RCPS Press Report 21st January 2016

We were delighted to welcome a now healthy Kathryn Widdowson to our midst to talk about ‘Capturing those special Moments’ that we had been due to hear about last autumn until a seasonal illness led to the postponement of her visit. Kathryn’s path to professional photography was unusual in that her journey took her from enthusiastic amateur to professional via a series of high profile appointments in marketing and a chance discovery of he grandfather’s old Pentax camera that she then had to teach herself how to use because there was no handbook and it was the pre-digital/pre-Internet era. Her work at the Alhambra Theatre, Bradford, later at Eureka! and then at the Bradford Museum of Media meant that she had to work with artistic people and decide what sort of photographs would make good public relations or advertising shots. Some of the work she encountered was not of the standard she wanted so she had to commission photographers and used those opportunities to look and learn. As Kathryn said, although she had always taken photographs, it wasn’t until she decided to teach herself more serious photography that she started to learn the difference ‘ between a bus stop and an F-stop’. She advanced to buying a DSLR camera and took some basic photography courses so that when a friend invited her to shoot her wedding she took the plunge, hired an up-market camera and did the job. Her work pleased the friend and word spread so that she started getting more requests – something she found hard to handle as by now she realized she wanted to take up photography professionally and, leaving marketing behind, had to generate an income, but talking to friends about charges and what level to pitch them at was very difficult for her. Five years into her professional photography career, Kathryn now specializes in wedding photography, some children’s photography and, nicely matching her previous and present careers, commercial photography for small businesses. Kathryn emphasized that personal communication and the ability of the photographer to make any shoot a positive and happy event was essential, even more so than the kit used.

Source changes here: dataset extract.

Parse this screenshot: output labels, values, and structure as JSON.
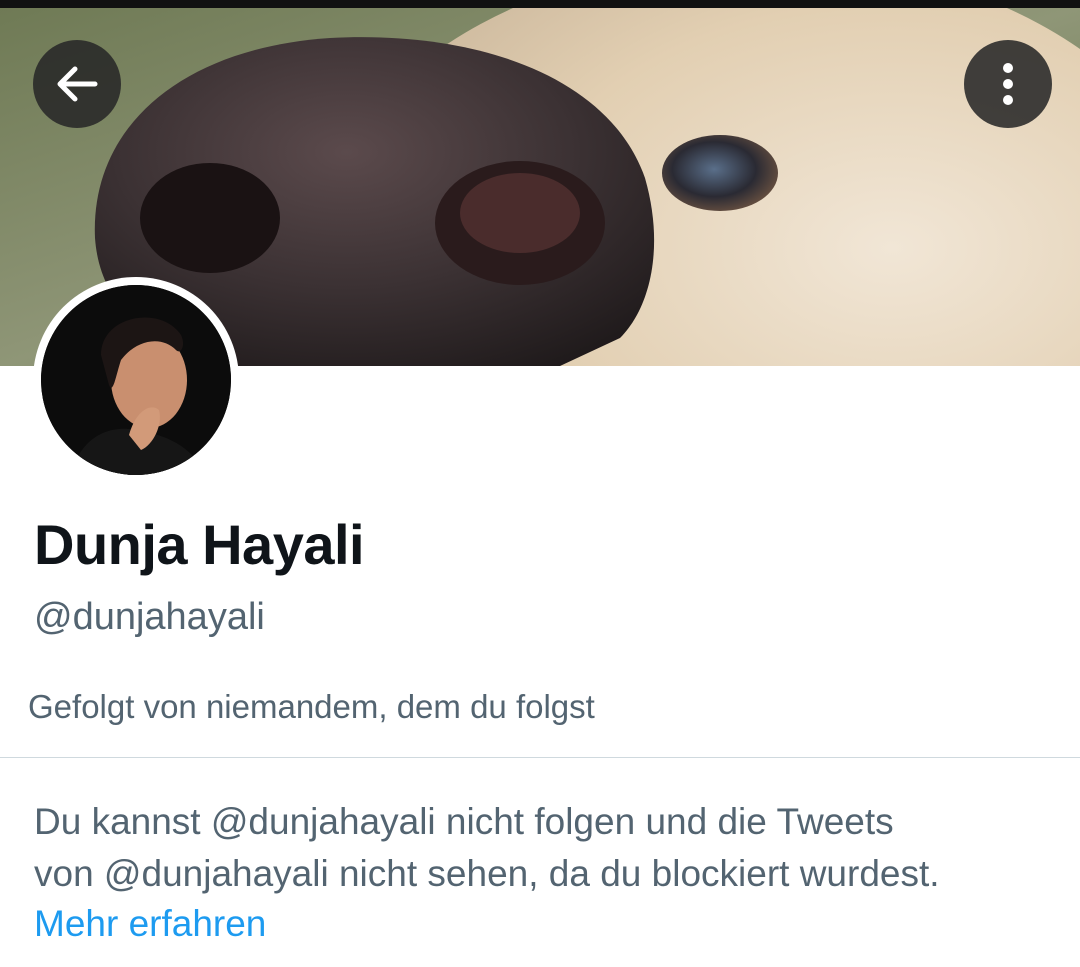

She tries to capture as much in camera as she can, even cropping in camera where necessary.

Kathryn showed a small selection of her work before taking part in a lively question and answer session in which she again emphasized that a professional photographer needs confidence – to set up a shot, facilitate the lighting, know when to allow clients to lead and when to step in to arrange people or props and when to just grab a moment, a pose, a look and get the best out of them. Emma Littlefair gave a vote of thanks for an enthralling talk and members and guests responded with warm applause. Kathryn’s work can be seen at www.photographybykathryn.com

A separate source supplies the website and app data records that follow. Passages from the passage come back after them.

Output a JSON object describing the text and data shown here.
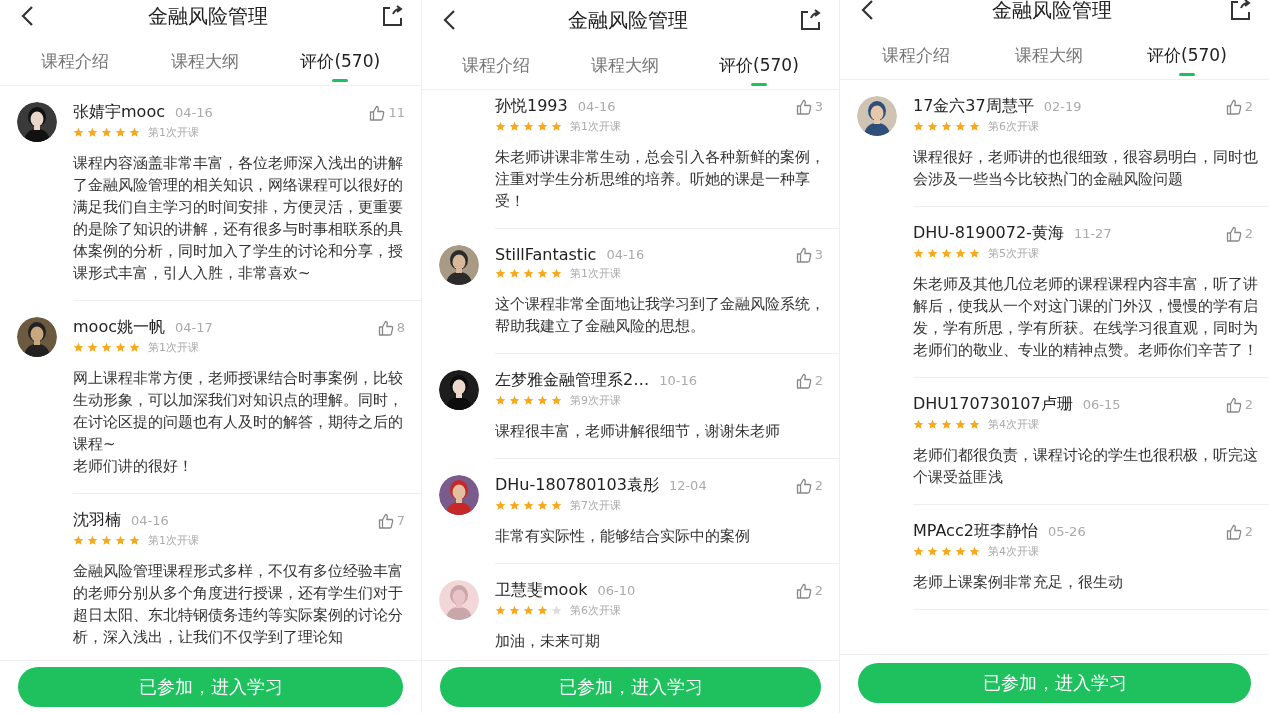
{
  "panels": [
    {
      "title": "金融风险管理",
      "tabs": [
        {
          "label": "课程介绍",
          "selected": false
        },
        {
          "label": "课程大纲",
          "selected": false
        },
        {
          "label": "评价(570)",
          "selected": true
        }
      ],
      "reviews": [
        {
          "name": "张婧宇mooc",
          "date": "04-16",
          "stars": 5,
          "session": "第1次开课",
          "likes": "11",
          "text": "课程内容涵盖非常丰富，各位老师深入浅出的讲解了金融风险管理的相关知识，网络课程可以很好的满足我们自主学习的时间安排，方便灵活，更重要的是除了知识的讲解，还有很多与时事相联系的具体案例的分析，同时加入了学生的讨论和分享，授课形式丰富，引人入胜，非常喜欢~"
        },
        {
          "name": "mooc姚一帆",
          "date": "04-17",
          "stars": 5,
          "session": "第1次开课",
          "likes": "8",
          "text": "网上课程非常方便，老师授课结合时事案例，比较生动形象，可以加深我们对知识点的理解。同时，在讨论区提的问题也有人及时的解答，期待之后的课程~\n老师们讲的很好！"
        },
        {
          "name": "沈羽楠",
          "date": "04-16",
          "stars": 5,
          "session": "第1次开课",
          "likes": "7",
          "text": "金融风险管理课程形式多样，不仅有多位经验丰富的老师分别从多个角度进行授课，还有学生们对于超日太阳、东北特钢债务违约等实际案例的讨论分析，深入浅出，让我们不仅学到了理论知"
        }
      ],
      "button": "已参加，进入学习"
    },
    {
      "title": "金融风险管理",
      "tabs": [
        {
          "label": "课程介绍",
          "selected": false
        },
        {
          "label": "课程大纲",
          "selected": false
        },
        {
          "label": "评价(570)",
          "selected": true
        }
      ],
      "reviews": [
        {
          "name": "孙悦1993",
          "date": "04-16",
          "stars": 5,
          "session": "第1次开课",
          "likes": "3",
          "text": "朱老师讲课非常生动，总会引入各种新鲜的案例，注重对学生分析思维的培养。听她的课是一种享受！"
        },
        {
          "name": "StillFantastic",
          "date": "04-16",
          "stars": 5,
          "session": "第1次开课",
          "likes": "3",
          "text": "这个课程非常全面地让我学习到了金融风险系统，帮助我建立了金融风险的思想。"
        },
        {
          "name": "左梦雅金融管理系2…",
          "date": "10-16",
          "stars": 5,
          "session": "第9次开课",
          "likes": "2",
          "text": "课程很丰富，老师讲解很细节，谢谢朱老师"
        },
        {
          "name": "DHu-180780103袁彤",
          "date": "12-04",
          "stars": 5,
          "session": "第7次开课",
          "likes": "2",
          "text": "非常有实际性，能够结合实际中的案例"
        },
        {
          "name": "卫慧斐mook",
          "date": "06-10",
          "stars": 4,
          "session": "第6次开课",
          "likes": "2",
          "text": "加油，未来可期"
        }
      ],
      "button": "已参加，进入学习"
    },
    {
      "title": "金融风险管理",
      "tabs": [
        {
          "label": "课程介绍",
          "selected": false
        },
        {
          "label": "课程大纲",
          "selected": false
        },
        {
          "label": "评价(570)",
          "selected": true
        }
      ],
      "reviews": [
        {
          "name": "17金六37周慧平",
          "date": "02-19",
          "stars": 5,
          "session": "第6次开课",
          "likes": "2",
          "text": "课程很好，老师讲的也很细致，很容易明白，同时也会涉及一些当今比较热门的金融风险问题"
        },
        {
          "name": "DHU-8190072-黄海",
          "date": "11-27",
          "stars": 5,
          "session": "第5次开课",
          "likes": "2",
          "text": "朱老师及其他几位老师的课程课程内容丰富，听了讲解后，使我从一个对这门课的门外汉，慢慢的学有启发，学有所思，学有所获。在线学习很直观，同时为老师们的敬业、专业的精神点赞。老师你们辛苦了！"
        },
        {
          "name": "DHU170730107卢珊",
          "date": "06-15",
          "stars": 5,
          "session": "第4次开课",
          "likes": "2",
          "text": "老师们都很负责，课程讨论的学生也很积极，听完这个课受益匪浅"
        },
        {
          "name": "MPAcc2班李静怡",
          "date": "05-26",
          "stars": 5,
          "session": "第4次开课",
          "likes": "2",
          "text": "老师上课案例非常充足，很生动"
        }
      ],
      "button": "已参加，进入学习"
    }
  ]
}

Next Monday, Giles Rochell will be our guest, speaking about Photography for News. Given the number of mobile ‘phones with cameras that are in circulation it does mean that potential news photographers abound, however, Giles is a professional of some 16 years now. He started at the age of sixteen as a trainee photojournalist with the Ackrill Newspaper Group in Harrogate and went on to work for the York Evening Press, and the Yorkshire Evening Post before a brief flirtation over the border as Picture Editor for the Lancashire Evening Post and then a return to Yorkshire with the Leeds based  Yorkshire Post. In 1999, Giles went freelance and was an ambassador for the digital photography revolution and its take up by the industry. He has worked for International, national and regional customers and counts Yorkshire’s top banks, accountants and law firms amongst his clients. His interests include public relations photography, architectural, wedding and art photography. If you can’t wait for Giles to come then you can see his work at www.gilesrocholl.com

On the same night as Giles visits, entries have to be in for the Sport and Photojournalism competition. The rules for this competition state that sports photography covers all kinds of sport; a sport image is often, but not always, an action shot. For this competition, photojournalism is taken as meaning an image that tells a story, documenting an aspect of human life. It includes both news stories, not necessarily current, and social documentary images. Images may be in colour or monochrome. Entries should be accompanied by an entry form giving details of your contributions including title, membership number and whether it is a digital entry, a print or a digital copy of a print entry. Forms can be downloaded from our web-site.

On Saturday, February 27th we are holding a public event when internationally acknowledged filmmaker and photographer, Michael Pitts, presents ‘In at the Deep End: Capturing Detail and Drama Underwater’. Michael has won Emmy awards, particularly for filming some of the most memorable David Attenborough programmes, including The Private Life of Plants and The Blue Planet. It promises to be a great afternoon at Ripon Grammar School with tickets priced at £10 for adults and £7 for 16’s and Under. It all starts at 2pm and tickets will shortly be available from Alan’s Gallery, 19 Kirkgate, G Craggs, 3 Moss’s Arcade and David Harrison Picture Framing, 35 Bondgate, all in Ripon or from an RCPS member. Tickets by post can be obtained with an SAE and a cheque payable to RCPS and sent to c/o14 Mallorie Close, Ripon, HG4 2QE.

The Annual Awards Night and Dinner for members and partners/guests has been changed from the advertised date, (which no one noticed is Easter Monday!), to Monday, 11th April at the Black Lion, Skelton and the menu has been sent via email.

For more information about RCPS go to our web-site, www.riponcityphotographicsociety.co.uk and also have a look at our updated page on Facebook